Scan the entries for the word "обучающихся", and copy every line where it appears.

**RECORDS PROVIDED:**
=== Section Start ===

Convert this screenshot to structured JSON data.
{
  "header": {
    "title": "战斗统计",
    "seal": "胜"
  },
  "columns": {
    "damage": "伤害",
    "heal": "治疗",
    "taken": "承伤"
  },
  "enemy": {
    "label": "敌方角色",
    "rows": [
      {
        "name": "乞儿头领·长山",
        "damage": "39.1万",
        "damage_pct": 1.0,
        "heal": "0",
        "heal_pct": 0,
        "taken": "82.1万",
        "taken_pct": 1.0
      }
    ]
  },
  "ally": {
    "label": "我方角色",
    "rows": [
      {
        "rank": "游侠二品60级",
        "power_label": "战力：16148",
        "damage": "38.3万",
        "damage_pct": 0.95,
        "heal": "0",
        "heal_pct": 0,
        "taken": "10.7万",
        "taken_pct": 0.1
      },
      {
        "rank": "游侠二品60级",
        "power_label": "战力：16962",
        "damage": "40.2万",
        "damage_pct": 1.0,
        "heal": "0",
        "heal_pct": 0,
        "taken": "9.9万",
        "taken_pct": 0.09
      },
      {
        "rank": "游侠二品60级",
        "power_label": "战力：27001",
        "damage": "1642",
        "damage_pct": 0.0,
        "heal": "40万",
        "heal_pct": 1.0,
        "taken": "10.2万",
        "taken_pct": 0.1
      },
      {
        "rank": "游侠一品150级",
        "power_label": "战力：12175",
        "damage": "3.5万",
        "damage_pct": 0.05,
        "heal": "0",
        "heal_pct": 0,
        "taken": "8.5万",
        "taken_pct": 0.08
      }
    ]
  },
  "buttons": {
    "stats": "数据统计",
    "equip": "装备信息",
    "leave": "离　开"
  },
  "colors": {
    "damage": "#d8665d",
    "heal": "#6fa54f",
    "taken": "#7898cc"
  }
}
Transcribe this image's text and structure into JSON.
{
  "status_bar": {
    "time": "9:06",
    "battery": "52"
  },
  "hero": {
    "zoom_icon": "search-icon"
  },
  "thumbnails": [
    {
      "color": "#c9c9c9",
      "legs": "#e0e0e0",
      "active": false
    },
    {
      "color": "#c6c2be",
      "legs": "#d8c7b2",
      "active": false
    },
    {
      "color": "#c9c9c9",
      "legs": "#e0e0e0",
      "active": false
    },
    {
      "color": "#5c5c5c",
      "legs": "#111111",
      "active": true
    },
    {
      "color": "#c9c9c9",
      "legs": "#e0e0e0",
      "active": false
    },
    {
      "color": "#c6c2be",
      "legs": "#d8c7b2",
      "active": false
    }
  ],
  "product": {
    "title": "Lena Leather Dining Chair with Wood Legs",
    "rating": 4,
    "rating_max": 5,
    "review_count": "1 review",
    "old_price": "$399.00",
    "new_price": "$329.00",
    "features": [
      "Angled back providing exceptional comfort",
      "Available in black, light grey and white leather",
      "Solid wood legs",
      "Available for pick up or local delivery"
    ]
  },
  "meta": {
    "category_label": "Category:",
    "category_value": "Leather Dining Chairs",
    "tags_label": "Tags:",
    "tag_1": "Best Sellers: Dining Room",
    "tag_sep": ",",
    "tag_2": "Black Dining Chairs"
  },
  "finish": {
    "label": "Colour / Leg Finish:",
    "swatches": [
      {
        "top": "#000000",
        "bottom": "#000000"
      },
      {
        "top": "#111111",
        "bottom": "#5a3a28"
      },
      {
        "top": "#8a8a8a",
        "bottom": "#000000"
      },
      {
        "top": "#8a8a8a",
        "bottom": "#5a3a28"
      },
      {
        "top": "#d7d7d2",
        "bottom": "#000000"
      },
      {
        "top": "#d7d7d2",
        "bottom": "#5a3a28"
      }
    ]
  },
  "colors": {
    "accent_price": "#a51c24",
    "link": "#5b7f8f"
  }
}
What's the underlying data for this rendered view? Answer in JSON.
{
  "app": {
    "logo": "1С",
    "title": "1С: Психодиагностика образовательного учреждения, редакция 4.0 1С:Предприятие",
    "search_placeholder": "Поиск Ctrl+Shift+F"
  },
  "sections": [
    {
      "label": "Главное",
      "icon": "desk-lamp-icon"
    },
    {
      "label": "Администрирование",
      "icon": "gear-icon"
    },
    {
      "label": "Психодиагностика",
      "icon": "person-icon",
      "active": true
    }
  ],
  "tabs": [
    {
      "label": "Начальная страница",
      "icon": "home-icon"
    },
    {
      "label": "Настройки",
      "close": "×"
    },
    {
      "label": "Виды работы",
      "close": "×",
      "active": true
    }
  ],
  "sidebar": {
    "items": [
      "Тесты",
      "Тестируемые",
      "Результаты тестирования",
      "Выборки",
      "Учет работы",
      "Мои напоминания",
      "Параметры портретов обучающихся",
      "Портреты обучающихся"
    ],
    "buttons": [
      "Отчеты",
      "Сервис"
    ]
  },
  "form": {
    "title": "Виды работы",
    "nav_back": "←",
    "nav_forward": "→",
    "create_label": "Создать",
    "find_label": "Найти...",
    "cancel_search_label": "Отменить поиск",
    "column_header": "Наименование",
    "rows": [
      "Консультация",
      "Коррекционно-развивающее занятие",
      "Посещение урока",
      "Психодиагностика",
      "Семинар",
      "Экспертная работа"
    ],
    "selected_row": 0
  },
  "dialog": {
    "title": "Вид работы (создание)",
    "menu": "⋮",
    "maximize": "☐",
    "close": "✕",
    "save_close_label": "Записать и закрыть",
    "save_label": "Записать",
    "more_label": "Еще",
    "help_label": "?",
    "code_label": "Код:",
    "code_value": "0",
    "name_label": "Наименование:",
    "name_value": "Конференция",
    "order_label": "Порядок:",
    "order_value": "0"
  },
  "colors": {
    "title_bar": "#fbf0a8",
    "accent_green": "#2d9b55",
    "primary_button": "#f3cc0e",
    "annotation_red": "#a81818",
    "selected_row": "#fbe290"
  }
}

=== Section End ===

**ANSWER TO THIS TASK:**
      "Параметры портретов обучающихся",
      "Портреты обучающихся"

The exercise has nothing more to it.